## Record excerpts
____

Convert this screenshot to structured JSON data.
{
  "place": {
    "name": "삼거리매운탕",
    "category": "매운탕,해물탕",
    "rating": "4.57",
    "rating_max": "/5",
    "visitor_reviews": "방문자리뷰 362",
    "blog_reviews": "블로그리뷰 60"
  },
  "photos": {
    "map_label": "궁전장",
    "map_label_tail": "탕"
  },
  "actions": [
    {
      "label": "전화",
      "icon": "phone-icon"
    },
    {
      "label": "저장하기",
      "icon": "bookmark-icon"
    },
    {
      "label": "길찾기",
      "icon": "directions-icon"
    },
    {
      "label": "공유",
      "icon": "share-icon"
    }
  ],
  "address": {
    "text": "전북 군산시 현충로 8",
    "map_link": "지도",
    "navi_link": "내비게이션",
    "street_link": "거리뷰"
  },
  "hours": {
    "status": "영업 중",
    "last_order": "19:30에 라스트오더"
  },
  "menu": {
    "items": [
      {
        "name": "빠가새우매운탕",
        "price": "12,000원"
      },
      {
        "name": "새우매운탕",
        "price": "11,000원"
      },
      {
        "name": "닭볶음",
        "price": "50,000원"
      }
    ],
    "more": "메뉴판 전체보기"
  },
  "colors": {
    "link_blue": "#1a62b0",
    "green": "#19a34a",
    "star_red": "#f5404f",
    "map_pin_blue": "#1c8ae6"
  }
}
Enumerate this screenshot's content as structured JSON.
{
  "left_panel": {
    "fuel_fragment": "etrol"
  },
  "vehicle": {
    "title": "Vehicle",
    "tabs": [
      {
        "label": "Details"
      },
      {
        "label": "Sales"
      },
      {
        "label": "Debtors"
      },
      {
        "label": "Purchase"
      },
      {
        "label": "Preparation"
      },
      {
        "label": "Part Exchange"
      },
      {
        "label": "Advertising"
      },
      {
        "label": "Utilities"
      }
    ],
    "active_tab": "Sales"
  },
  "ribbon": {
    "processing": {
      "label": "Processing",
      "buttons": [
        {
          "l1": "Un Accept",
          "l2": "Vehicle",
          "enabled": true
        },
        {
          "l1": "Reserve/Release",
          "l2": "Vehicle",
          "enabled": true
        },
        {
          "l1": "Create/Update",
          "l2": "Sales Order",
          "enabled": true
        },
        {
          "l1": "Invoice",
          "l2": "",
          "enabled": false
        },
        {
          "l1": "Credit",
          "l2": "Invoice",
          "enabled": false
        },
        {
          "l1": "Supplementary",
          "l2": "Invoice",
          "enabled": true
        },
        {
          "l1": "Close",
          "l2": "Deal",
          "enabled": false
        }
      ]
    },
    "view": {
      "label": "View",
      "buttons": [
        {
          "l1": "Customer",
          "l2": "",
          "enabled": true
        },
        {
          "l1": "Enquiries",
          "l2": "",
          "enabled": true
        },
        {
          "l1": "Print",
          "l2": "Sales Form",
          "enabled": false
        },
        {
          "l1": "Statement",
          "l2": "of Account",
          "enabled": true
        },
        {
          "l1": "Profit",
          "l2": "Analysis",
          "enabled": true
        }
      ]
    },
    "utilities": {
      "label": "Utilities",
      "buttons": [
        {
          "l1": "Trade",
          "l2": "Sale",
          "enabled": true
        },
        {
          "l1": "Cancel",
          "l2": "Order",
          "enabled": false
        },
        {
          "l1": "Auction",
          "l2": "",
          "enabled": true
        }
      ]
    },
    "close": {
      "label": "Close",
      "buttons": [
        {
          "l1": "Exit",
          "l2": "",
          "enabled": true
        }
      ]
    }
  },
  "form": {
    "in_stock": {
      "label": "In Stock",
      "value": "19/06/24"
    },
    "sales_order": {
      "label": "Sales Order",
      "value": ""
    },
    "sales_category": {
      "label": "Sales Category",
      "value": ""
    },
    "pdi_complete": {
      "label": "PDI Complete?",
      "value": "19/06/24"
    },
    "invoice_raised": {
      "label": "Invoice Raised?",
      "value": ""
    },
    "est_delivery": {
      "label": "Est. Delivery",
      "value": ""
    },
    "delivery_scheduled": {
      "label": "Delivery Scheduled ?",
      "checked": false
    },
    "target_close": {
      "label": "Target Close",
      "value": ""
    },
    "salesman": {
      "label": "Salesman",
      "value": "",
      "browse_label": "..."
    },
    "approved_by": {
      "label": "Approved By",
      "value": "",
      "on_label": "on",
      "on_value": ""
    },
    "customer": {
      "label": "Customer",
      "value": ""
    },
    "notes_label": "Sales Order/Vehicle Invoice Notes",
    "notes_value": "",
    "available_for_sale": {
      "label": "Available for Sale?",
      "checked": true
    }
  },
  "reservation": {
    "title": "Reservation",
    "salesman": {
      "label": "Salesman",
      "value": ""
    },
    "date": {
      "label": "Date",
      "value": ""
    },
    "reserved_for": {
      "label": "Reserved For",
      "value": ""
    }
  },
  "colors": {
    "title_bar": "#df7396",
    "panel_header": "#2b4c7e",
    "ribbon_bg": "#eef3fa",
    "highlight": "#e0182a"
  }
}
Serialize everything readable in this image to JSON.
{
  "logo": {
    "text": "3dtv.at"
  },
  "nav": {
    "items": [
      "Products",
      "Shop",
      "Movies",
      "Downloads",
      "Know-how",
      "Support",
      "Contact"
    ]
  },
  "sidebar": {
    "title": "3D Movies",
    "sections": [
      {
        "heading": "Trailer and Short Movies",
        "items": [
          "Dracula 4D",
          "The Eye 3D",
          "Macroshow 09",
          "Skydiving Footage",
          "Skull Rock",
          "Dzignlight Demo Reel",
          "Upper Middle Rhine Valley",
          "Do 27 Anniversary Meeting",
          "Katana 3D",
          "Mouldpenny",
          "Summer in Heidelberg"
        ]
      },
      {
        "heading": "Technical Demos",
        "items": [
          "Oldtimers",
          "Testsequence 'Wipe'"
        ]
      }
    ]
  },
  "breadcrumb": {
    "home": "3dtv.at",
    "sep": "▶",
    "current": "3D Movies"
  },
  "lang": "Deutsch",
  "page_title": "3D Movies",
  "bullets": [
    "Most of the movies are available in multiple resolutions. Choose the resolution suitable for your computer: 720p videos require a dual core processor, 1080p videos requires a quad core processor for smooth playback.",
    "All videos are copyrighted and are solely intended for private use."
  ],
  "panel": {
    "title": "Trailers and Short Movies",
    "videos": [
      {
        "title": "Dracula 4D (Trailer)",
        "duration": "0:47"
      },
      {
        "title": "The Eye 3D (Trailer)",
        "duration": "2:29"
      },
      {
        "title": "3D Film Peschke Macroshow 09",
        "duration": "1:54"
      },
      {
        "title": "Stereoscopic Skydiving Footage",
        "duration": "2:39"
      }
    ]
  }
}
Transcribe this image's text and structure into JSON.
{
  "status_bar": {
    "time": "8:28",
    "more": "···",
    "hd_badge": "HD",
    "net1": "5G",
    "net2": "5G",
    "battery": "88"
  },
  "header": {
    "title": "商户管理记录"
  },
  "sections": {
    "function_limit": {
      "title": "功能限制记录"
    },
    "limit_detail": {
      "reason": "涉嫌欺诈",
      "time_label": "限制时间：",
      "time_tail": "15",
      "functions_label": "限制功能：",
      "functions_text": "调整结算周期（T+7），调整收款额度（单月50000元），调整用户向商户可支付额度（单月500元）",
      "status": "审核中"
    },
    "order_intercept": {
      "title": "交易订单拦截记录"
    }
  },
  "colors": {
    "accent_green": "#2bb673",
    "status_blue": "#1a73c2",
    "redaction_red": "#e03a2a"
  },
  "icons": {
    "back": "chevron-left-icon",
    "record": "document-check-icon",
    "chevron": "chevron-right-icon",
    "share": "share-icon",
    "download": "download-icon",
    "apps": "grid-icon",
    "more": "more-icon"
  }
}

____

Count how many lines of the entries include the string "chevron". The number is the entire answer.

## Completed exercise
2